“Look here, you who say, ‘Today or tomorrow we are going to a certain town and will stay there for a year. We will do business there and make a profit.’ How do you know what your life will be like tomorrow? Your life is like the morning fog—it’s here a little while, then it’s gone,” reads a paraphrase of what James, the half-brother of Jesus, wrote in the first century.
Nonetheless, it has been more than half-a-century since the world looked much darker than it does at the present moment. A pundit once said, “If there is life on other planets, they must be using earth for their insane asylum!” Irrational violence, threats of nuclear warfare, storms creating turbulence and disasters have increased in quantum numbers causing us to ask, “What’s happening? Has the entire world gone berserk?” “Has God locked and bolted the door of heaven and left us to our own undoing?” As Jeanette Lockerbie wrote:
Tomorrow’s at my door, God.
I shrink. I take a halting, backward step—
For what I do not know I dread.
As fog on a winding, hilly road curtaining the way ahead, I fear tomorrow at my door
The beginning of a New Year always creates a measure of uncertainty, as we wonder what lies ahead—not only for the vast numbers of earth-bound pilgrims on planet earth, but more specifically what lies ahead for each of us as individuals.
Yesterday is a cancelled check, written in ink that we cannot change. Tomorrow is a promissory note written in pencil, subject to erasures made by the invisible, uncertain hand of fate. How do we put the past behind us and find God’s grace and strength for tomorrow?
I am reminded of the father who took his small child for a walk, and as the sun sank in the western sky, the lad gripped his father’s hand; but as darkness set in, the little boy gripped his father’s hand more firmly. The late Ira Stanphill wrote the words, “I don’t know about tomorrow, but I know who holds my hand!” The assurance gives you faith and strength to face whatever may come your way tomorrow. Said Abraham Lincoln, “The best thing about the future is that it comes only one day at a time,” and worrying about what may happen only blights the joy of the moment and dims the assurances of God’s power and presence in relationship to the future.

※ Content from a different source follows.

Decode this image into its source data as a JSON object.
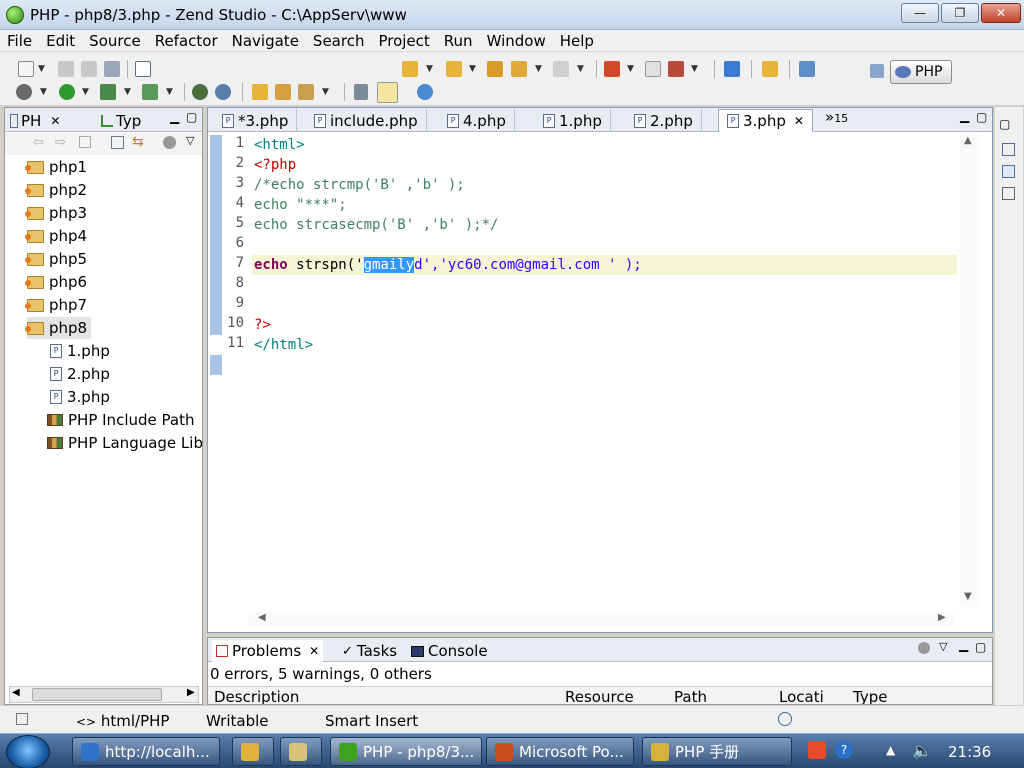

When a publisher asked me to write a booklet about my favorite verse from the Bible, I had to start thinking of the many that are meaningful to me. Finally, I realized two passages, both telling the same thing, speak louder than any other theme or verse. The first came from the pen of Matthew, who recorded the words of Jesus shortly before He returned to heaven. He said, “Lo, I am with you always, even to the end of the world.” The second is recorded in the book of Hebrews, when Jesus said, “Never will I leave you; never will I forsake you so we may say, ‘the Lord is my helper; I shall not fear what men shall do to me” (Hebrews 13:8).
Forget about the uncertainty of tomorrow. Don’t waste time asking what may happen and, rather, focus on the rock-solid promises found in God’s Word, the Bible. Remember when you cross the threshold of tomorrow, God will be there to welcome you and walk with you. Live for today and with the rising of the sun cry out, “Lord, walk with me today; I’m yours and you are mine! Thank you for your promises. Let’s take on the day together.”
Resource Reading: James 4
Text: Come now, you who say, “Today or tomorrow we will go into such and such a town and spend a year there and trade and make a profit”—yet you do not know what tomorrow will bring. What is your life? For you are a mist that appears for a little time and then vanishes. James 4:13-14
GUIDELINES with Harold Sala – December 27, 2017